• Task instructions:
Each entry below needs to be reproduced exactly as given.

*** Opening of Input for this task ***

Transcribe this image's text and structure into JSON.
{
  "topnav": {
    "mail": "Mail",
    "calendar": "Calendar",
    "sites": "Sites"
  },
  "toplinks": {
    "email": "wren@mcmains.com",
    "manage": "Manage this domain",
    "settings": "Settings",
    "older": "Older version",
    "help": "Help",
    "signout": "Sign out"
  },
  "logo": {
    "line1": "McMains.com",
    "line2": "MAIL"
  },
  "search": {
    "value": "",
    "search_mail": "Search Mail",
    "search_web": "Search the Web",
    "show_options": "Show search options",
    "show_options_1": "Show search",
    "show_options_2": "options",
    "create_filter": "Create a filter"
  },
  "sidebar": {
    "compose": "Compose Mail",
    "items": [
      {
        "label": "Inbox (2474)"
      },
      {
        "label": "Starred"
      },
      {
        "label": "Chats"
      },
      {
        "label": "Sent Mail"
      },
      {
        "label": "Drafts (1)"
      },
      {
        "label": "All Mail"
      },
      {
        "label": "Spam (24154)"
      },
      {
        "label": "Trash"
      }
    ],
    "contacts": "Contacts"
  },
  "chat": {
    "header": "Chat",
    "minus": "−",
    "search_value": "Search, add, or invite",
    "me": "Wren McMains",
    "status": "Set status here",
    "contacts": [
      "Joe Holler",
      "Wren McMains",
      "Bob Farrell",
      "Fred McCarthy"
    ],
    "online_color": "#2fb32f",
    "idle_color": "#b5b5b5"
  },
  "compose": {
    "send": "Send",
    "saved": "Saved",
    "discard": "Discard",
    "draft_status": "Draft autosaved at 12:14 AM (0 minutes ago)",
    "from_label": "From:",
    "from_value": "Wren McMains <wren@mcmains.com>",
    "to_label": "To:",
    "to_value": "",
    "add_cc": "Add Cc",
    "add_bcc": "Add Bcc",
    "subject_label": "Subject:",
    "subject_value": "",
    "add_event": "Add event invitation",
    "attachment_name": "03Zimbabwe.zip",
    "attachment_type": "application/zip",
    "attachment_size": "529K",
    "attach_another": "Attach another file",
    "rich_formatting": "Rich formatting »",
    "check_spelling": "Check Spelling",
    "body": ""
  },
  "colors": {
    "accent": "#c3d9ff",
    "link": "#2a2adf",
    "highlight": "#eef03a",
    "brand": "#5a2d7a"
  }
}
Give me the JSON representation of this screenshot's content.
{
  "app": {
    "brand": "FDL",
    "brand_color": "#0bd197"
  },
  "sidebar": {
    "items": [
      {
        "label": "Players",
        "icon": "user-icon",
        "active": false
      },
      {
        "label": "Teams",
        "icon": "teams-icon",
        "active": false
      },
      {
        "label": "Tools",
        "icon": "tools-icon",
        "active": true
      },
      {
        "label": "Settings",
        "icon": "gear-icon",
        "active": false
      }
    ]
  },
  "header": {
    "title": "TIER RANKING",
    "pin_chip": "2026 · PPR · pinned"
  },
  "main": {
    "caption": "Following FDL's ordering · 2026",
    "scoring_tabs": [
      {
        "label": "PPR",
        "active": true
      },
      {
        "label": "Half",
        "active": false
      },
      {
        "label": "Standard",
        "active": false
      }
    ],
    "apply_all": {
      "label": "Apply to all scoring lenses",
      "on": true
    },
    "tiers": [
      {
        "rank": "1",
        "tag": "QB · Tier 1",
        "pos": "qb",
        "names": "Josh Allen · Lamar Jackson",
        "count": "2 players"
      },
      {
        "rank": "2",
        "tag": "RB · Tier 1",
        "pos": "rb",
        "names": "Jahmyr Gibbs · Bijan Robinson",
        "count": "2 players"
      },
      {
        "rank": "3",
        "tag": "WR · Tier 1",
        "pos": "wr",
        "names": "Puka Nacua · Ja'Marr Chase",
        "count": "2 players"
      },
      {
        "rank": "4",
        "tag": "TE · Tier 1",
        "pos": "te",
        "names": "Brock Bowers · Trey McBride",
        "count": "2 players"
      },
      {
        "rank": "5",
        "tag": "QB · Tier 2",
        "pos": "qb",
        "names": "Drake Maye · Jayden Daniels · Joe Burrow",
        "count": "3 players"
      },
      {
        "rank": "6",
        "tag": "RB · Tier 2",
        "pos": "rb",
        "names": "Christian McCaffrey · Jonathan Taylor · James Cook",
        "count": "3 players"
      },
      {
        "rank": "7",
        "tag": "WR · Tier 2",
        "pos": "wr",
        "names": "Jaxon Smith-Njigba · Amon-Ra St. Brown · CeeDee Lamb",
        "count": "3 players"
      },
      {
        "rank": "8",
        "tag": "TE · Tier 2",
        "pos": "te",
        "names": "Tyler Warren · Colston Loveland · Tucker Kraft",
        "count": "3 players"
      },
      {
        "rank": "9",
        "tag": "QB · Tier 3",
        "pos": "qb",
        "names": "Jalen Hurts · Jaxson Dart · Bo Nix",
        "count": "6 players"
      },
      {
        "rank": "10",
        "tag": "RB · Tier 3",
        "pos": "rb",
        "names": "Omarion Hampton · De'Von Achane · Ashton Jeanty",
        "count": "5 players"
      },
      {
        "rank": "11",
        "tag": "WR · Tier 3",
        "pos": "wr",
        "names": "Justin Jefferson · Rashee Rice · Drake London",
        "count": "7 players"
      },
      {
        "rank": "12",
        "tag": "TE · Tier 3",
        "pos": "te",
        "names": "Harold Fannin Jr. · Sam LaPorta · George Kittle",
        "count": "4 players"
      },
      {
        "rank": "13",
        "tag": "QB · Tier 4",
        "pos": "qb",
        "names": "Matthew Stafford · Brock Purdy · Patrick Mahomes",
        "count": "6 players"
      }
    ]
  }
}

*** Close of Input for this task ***

• Exercise solution:
Transcribe this image's text and structure into JSON.
{
  "topnav": {
    "mail": "Mail",
    "calendar": "Calendar",
    "sites": "Sites"
  },
  "toplinks": {
    "email": "wren@mcmains.com",
    "manage": "Manage this domain",
    "settings": "Settings",
    "older": "Older version",
    "help": "Help",
    "signout": "Sign out"
  },
  "logo": {
    "line1": "McMains.com",
    "line2": "MAIL"
  },
  "search": {
    "value": "",
    "search_mail": "Search Mail",
    "search_web": "Search the Web",
    "show_options": "Show search options",
    "show_options_1": "Show search",
    "show_options_2": "options",
    "create_filter": "Create a filter"
  },
  "sidebar": {
    "compose": "Compose Mail",
    "items": [
      {
        "label": "Inbox (2474)"
      },
      {
        "label": "Starred"
      },
      {
        "label": "Chats"
      },
      {
        "label": "Sent Mail"
      },
      {
        "label": "Drafts (1)"
      },
      {
        "label": "All Mail"
      },
      {
        "label": "Spam (24154)"
      },
      {
        "label": "Trash"
      }
    ],
    "contacts": "Contacts"
  },
  "chat": {
    "header": "Chat",
    "minus": "−",
    "search_value": "Search, add, or invite",
    "me": "Wren McMains",
    "status": "Set status here",
    "contacts": [
      "Joe Holler",
      "Wren McMains",
      "Bob Farrell",
      "Fred McCarthy"
    ],
    "online_color": "#2fb32f",
    "idle_color": "#b5b5b5"
  },
  "compose": {
    "send": "Send",
    "saved": "Saved",
    "discard": "Discard",
    "draft_status": "Draft autosaved at 12:14 AM (0 minutes ago)",
    "from_label": "From:",
    "from_value": "Wren McMains <wren@mcmains.com>",
    "to_label": "To:",
    "to_value": "",
    "add_cc": "Add Cc",
    "add_bcc": "Add Bcc",
    "subject_label": "Subject:",
    "subject_value": "",
    "add_event": "Add event invitation",
    "attachment_name": "03Zimbabwe.zip",
    "attachment_type": "application/zip",
    "attachment_size": "529K",
    "attach_another": "Attach another file",
    "rich_formatting": "Rich formatting »",
    "check_spelling": "Check Spelling",
    "body": ""
  },
  "colors": {
    "accent": "#c3d9ff",
    "link": "#2a2adf",
    "highlight": "#eef03a",
    "brand": "#5a2d7a"
  }
}
Give me the JSON representation of this screenshot's content.
{
  "app": {
    "brand": "FDL",
    "brand_color": "#0bd197"
  },
  "sidebar": {
    "items": [
      {
        "label": "Players",
        "icon": "user-icon",
        "active": false
      },
      {
        "label": "Teams",
        "icon": "teams-icon",
        "active": false
      },
      {
        "label": "Tools",
        "icon": "tools-icon",
        "active": true
      },
      {
        "label": "Settings",
        "icon": "gear-icon",
        "active": false
      }
    ]
  },
  "header": {
    "title": "TIER RANKING",
    "pin_chip": "2026 · PPR · pinned"
  },
  "main": {
    "caption": "Following FDL's ordering · 2026",
    "scoring_tabs": [
      {
        "label": "PPR",
        "active": true
      },
      {
        "label": "Half",
        "active": false
      },
      {
        "label": "Standard",
        "active": false
      }
    ],
    "apply_all": {
      "label": "Apply to all scoring lenses",
      "on": true
    },
    "tiers": [
      {
        "rank": "1",
        "tag": "QB · Tier 1",
        "pos": "qb",
        "names": "Josh Allen · Lamar Jackson",
        "count": "2 players"
      },
      {
        "rank": "2",
        "tag": "RB · Tier 1",
        "pos": "rb",
        "names": "Jahmyr Gibbs · Bijan Robinson",
        "count": "2 players"
      },
      {
        "rank": "3",
        "tag": "WR · Tier 1",
        "pos": "wr",
        "names": "Puka Nacua · Ja'Marr Chase",
        "count": "2 players"
      },
      {
        "rank": "4",
        "tag": "TE · Tier 1",
        "pos": "te",
        "names": "Brock Bowers · Trey McBride",
        "count": "2 players"
      },
      {
        "rank": "5",
        "tag": "QB · Tier 2",
        "pos": "qb",
        "names": "Drake Maye · Jayden Daniels · Joe Burrow",
        "count": "3 players"
      },
      {
        "rank": "6",
        "tag": "RB · Tier 2",
        "pos": "rb",
        "names": "Christian McCaffrey · Jonathan Taylor · James Cook",
        "count": "3 players"
      },
      {
        "rank": "7",
        "tag": "WR · Tier 2",
        "pos": "wr",
        "names": "Jaxon Smith-Njigba · Amon-Ra St. Brown · CeeDee Lamb",
        "count": "3 players"
      },
      {
        "rank": "8",
        "tag": "TE · Tier 2",
        "pos": "te",
        "names": "Tyler Warren · Colston Loveland · Tucker Kraft",
        "count": "3 players"
      },
      {
        "rank": "9",
        "tag": "QB · Tier 3",
        "pos": "qb",
        "names": "Jalen Hurts · Jaxson Dart · Bo Nix",
        "count": "6 players"
      },
      {
        "rank": "10",
        "tag": "RB · Tier 3",
        "pos": "rb",
        "names": "Omarion Hampton · De'Von Achane · Ashton Jeanty",
        "count": "5 players"
      },
      {
        "rank": "11",
        "tag": "WR · Tier 3",
        "pos": "wr",
        "names": "Justin Jefferson · Rashee Rice · Drake London",
        "count": "7 players"
      },
      {
        "rank": "12",
        "tag": "TE · Tier 3",
        "pos": "te",
        "names": "Harold Fannin Jr. · Sam LaPorta · George Kittle",
        "count": "4 players"
      },
      {
        "rank": "13",
        "tag": "QB · Tier 4",
        "pos": "qb",
        "names": "Matthew Stafford · Brock Purdy · Patrick Mahomes",
        "count": "6 players"
      }
    ]
  }
}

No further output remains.